A visit to the most Arab of Turkish cities

Our man formerly in Damascus, now Istanbul, John Wreford has a photo essay with words published in Your Middle East




Photographer John Wreford has been to a part of Turkey where the hotel manager only speaks Arabic.
I rapped the knocker a couple more times on the heavy wooden door of the hotel and waited, as I blew on my freezing fingers and my breath hung in the musty air like an ominous rain cloud. It was early evening but already the streets thick with the smell of wood smoke were deserted.
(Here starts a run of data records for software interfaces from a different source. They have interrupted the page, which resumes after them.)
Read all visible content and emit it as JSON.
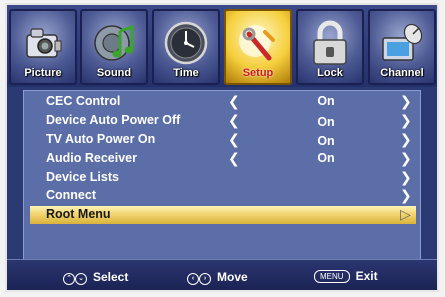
{
  "tabs": [
    {
      "label": "Picture",
      "icon": "camera-icon"
    },
    {
      "label": "Sound",
      "icon": "music-note-icon"
    },
    {
      "label": "Time",
      "icon": "clock-icon"
    },
    {
      "label": "Setup",
      "icon": "wrench-icon",
      "active": true
    },
    {
      "label": "Lock",
      "icon": "padlock-icon"
    },
    {
      "label": "Channel",
      "icon": "satellite-dish-icon"
    }
  ],
  "menu": {
    "items": [
      {
        "label": "CEC Control",
        "value": "On"
      },
      {
        "label": "Device Auto Power Off",
        "value": "On"
      },
      {
        "label": "TV Auto Power On",
        "value": "On"
      },
      {
        "label": "Audio Receiver",
        "value": "On"
      },
      {
        "label": "Device Lists"
      },
      {
        "label": "Connect"
      },
      {
        "label": "Root Menu",
        "selected": true
      }
    ],
    "left_arrow": "❮",
    "right_arrow": "❯",
    "selected_arrow": "▷"
  },
  "footer": {
    "select": {
      "keys": [
        "⌃",
        "⌄"
      ],
      "label": "Select"
    },
    "move": {
      "keys": [
        "‹",
        "›"
      ],
      "label": "Move"
    },
    "exit": {
      "key": "MENU",
      "label": "Exit"
    }
  },
  "colors": {
    "frame_bg": "#2c3a74",
    "menu_bg": "#5c6ea8",
    "highlight": "#f1d470",
    "active_tab": "#f5cf3c",
    "active_tab_label": "#cf1a1a"
  }
}
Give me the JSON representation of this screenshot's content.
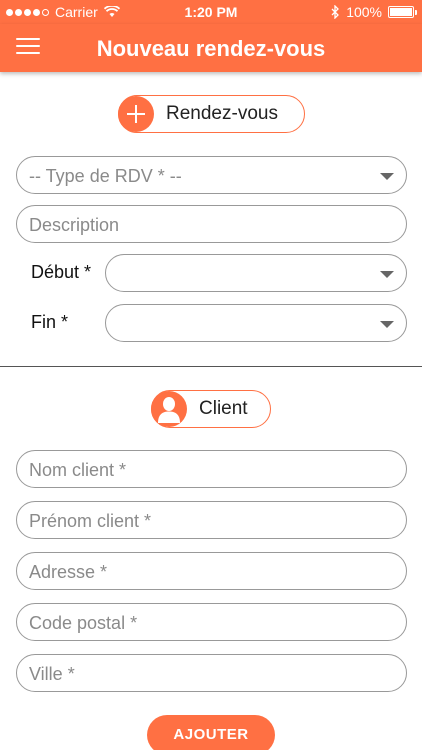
{
  "status_bar": {
    "carrier": "Carrier",
    "time": "1:20 PM",
    "battery": "100%"
  },
  "header": {
    "title": "Nouveau rendez-vous"
  },
  "appointment_section": {
    "label": "Rendez-vous",
    "type_select": "-- Type de RDV * --",
    "description_placeholder": "Description",
    "start_label": "Début *",
    "end_label": "Fin *"
  },
  "client_section": {
    "label": "Client",
    "fields": {
      "nom": "Nom client *",
      "prenom": "Prénom client *",
      "adresse": "Adresse *",
      "code_postal": "Code postal *",
      "ville": "Ville *"
    }
  },
  "submit_label": "AJOUTER",
  "colors": {
    "accent": "#ff7043"
  }
}
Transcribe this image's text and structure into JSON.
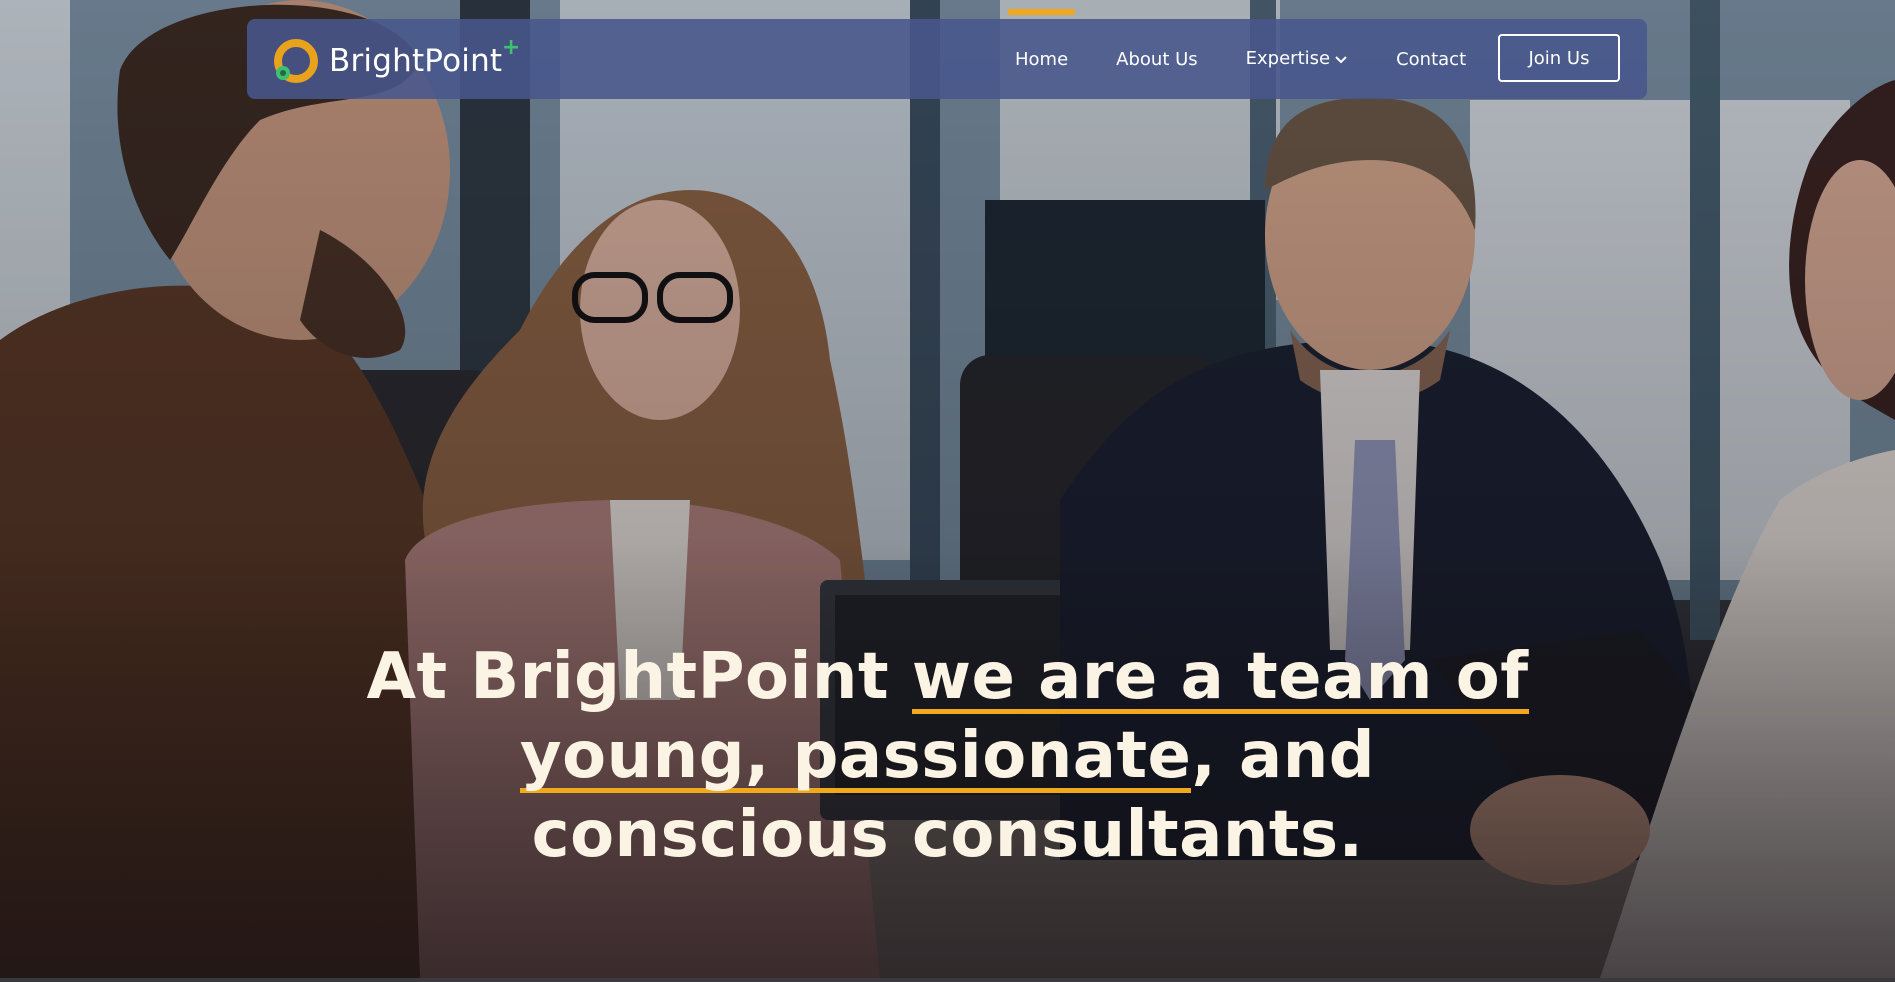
{
  "brand": {
    "name": "BrightPoint",
    "plus_symbol": "+",
    "logo_icon": "brightpoint-logo-icon",
    "accent_color": "#f2a81d",
    "logo_ring_color": "#e8a21c",
    "logo_dot_color": "#3fbf72",
    "navbar_color": "#48568c"
  },
  "nav": {
    "items": [
      {
        "label": "Home",
        "active": true
      },
      {
        "label": "About Us",
        "active": false
      },
      {
        "label": "Expertise",
        "active": false,
        "has_dropdown": true
      },
      {
        "label": "Contact",
        "active": false
      }
    ],
    "dropdown_icon": "chevron-down-icon",
    "cta_label": "Join Us"
  },
  "hero": {
    "background": "team-meeting-photo",
    "headline": {
      "part1": "At BrightPoint ",
      "highlight1": "we are a team of",
      "highlight2": "young, passionate",
      "part2": ", and conscious consultants."
    },
    "text_color": "#fbf3e4"
  }
}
It seemed much later when I rapped again, a little harder this time, and through the side window I could see an old man hobbling towards the door.

He welcomes me inside and as I am telling him I have a booking he interrupts to say he only speaks Arabic. Off the beaten track in Turkey it’s hardly a surprise to find English a struggle and anyone even remotely familiar with the country would know that the Kurds have their own language – but Arabic?

Well, yes – this is Antakya and according to Syrian maps it is still part of the Arab Republic. Culture and identity rarely recognizes borders and the Hatay province of Turkey merges seamlessly with that of its Arab neighbors. See more pictures and read more here


Canon 1200D vs Nikon D3300 vs Pentax K-500: which is the best entry level DSLR?

Which beginner DSLR is best for your needs? Find out in our Canon 1200D vs Nikon D3300 vs Pentax K-500 comparison. 

Sony has swapped over to SLT and ILCE non-reflex camera designs, and Olympus has committed to mirrorless Micro Four Thirds designs, which means that Canon, Nikon and Pentax are the only mainstream digital SLR makers left.

Canon and Nikon are the big names in this market, while Pentax is more of an outsider, but one that always offers an interesting alternative.

All three have recently announced new entry-level DSLRs , and while they’re all aimed at cost-conscious newcomers, they offer three very different approaches.

The Canon EOS 1200D is the newest, following hot on the heels of the Nikon D3300. The Pentax K-500, by contrast, has been around since the middle of 2012. Digital Camera World telling it as it is